Exercise description - Each entry should be copied as it stands, leaving the pictures behind.

Dataset -

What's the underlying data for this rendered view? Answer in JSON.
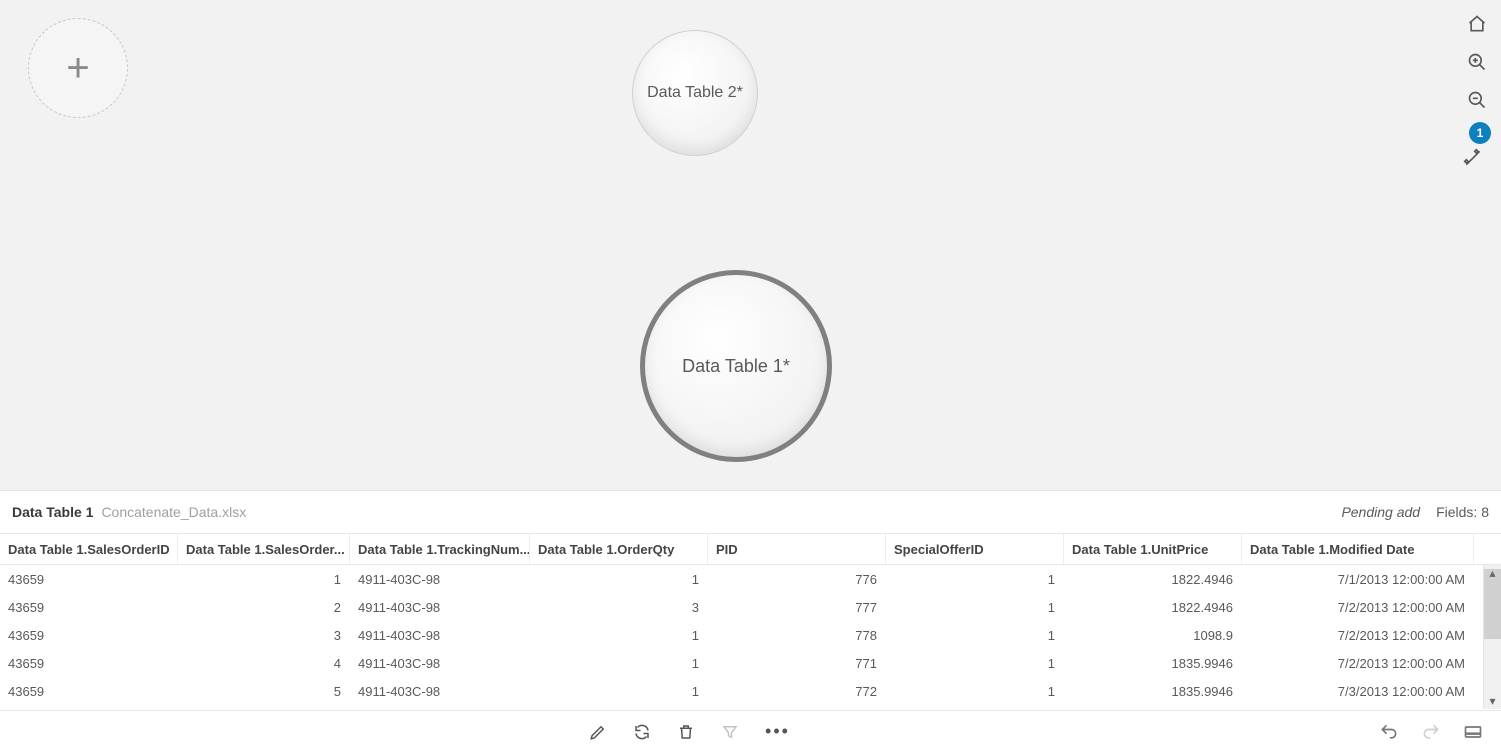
{
  "canvas": {
    "add_button": "+",
    "bubbles": [
      {
        "label": "Data Table 2*",
        "size": "small"
      },
      {
        "label": "Data Table 1*",
        "size": "large"
      }
    ]
  },
  "right_toolbar": {
    "badge": "1"
  },
  "panel": {
    "name": "Data Table 1",
    "file": "Concatenate_Data.xlsx",
    "pending": "Pending add",
    "fields_label": "Fields: 8"
  },
  "table": {
    "columns": [
      "Data Table 1.SalesOrderID",
      "Data Table 1.SalesOrder...",
      "Data Table 1.TrackingNum...",
      "Data Table 1.OrderQty",
      "PID",
      "SpecialOfferID",
      "Data Table 1.UnitPrice",
      "Data Table 1.Modified Date"
    ],
    "rows": [
      {
        "c0": "43659",
        "c1": "1",
        "c2": "4911-403C-98",
        "c3": "1",
        "c4": "776",
        "c5": "1",
        "c6": "1822.4946",
        "c7": "7/1/2013 12:00:00 AM"
      },
      {
        "c0": "43659",
        "c1": "2",
        "c2": "4911-403C-98",
        "c3": "3",
        "c4": "777",
        "c5": "1",
        "c6": "1822.4946",
        "c7": "7/2/2013 12:00:00 AM"
      },
      {
        "c0": "43659",
        "c1": "3",
        "c2": "4911-403C-98",
        "c3": "1",
        "c4": "778",
        "c5": "1",
        "c6": "1098.9",
        "c7": "7/2/2013 12:00:00 AM"
      },
      {
        "c0": "43659",
        "c1": "4",
        "c2": "4911-403C-98",
        "c3": "1",
        "c4": "771",
        "c5": "1",
        "c6": "1835.9946",
        "c7": "7/2/2013 12:00:00 AM"
      },
      {
        "c0": "43659",
        "c1": "5",
        "c2": "4911-403C-98",
        "c3": "1",
        "c4": "772",
        "c5": "1",
        "c6": "1835.9946",
        "c7": "7/3/2013 12:00:00 AM"
      }
    ]
  }
}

Response to the exercise -
What's the underlying data for this rendered view? Answer in JSON.
{
  "canvas": {
    "add_button": "+",
    "bubbles": [
      {
        "label": "Data Table 2*",
        "size": "small"
      },
      {
        "label": "Data Table 1*",
        "size": "large"
      }
    ]
  },
  "right_toolbar": {
    "badge": "1"
  },
  "panel": {
    "name": "Data Table 1",
    "file": "Concatenate_Data.xlsx",
    "pending": "Pending add",
    "fields_label": "Fields: 8"
  },
  "table": {
    "columns": [
      "Data Table 1.SalesOrderID",
      "Data Table 1.SalesOrder...",
      "Data Table 1.TrackingNum...",
      "Data Table 1.OrderQty",
      "PID",
      "SpecialOfferID",
      "Data Table 1.UnitPrice",
      "Data Table 1.Modified Date"
    ],
    "rows": [
      {
        "c0": "43659",
        "c1": "1",
        "c2": "4911-403C-98",
        "c3": "1",
        "c4": "776",
        "c5": "1",
        "c6": "1822.4946",
        "c7": "7/1/2013 12:00:00 AM"
      },
      {
        "c0": "43659",
        "c1": "2",
        "c2": "4911-403C-98",
        "c3": "3",
        "c4": "777",
        "c5": "1",
        "c6": "1822.4946",
        "c7": "7/2/2013 12:00:00 AM"
      },
      {
        "c0": "43659",
        "c1": "3",
        "c2": "4911-403C-98",
        "c3": "1",
        "c4": "778",
        "c5": "1",
        "c6": "1098.9",
        "c7": "7/2/2013 12:00:00 AM"
      },
      {
        "c0": "43659",
        "c1": "4",
        "c2": "4911-403C-98",
        "c3": "1",
        "c4": "771",
        "c5": "1",
        "c6": "1835.9946",
        "c7": "7/2/2013 12:00:00 AM"
      },
      {
        "c0": "43659",
        "c1": "5",
        "c2": "4911-403C-98",
        "c3": "1",
        "c4": "772",
        "c5": "1",
        "c6": "1835.9946",
        "c7": "7/3/2013 12:00:00 AM"
      }
    ]
  }
}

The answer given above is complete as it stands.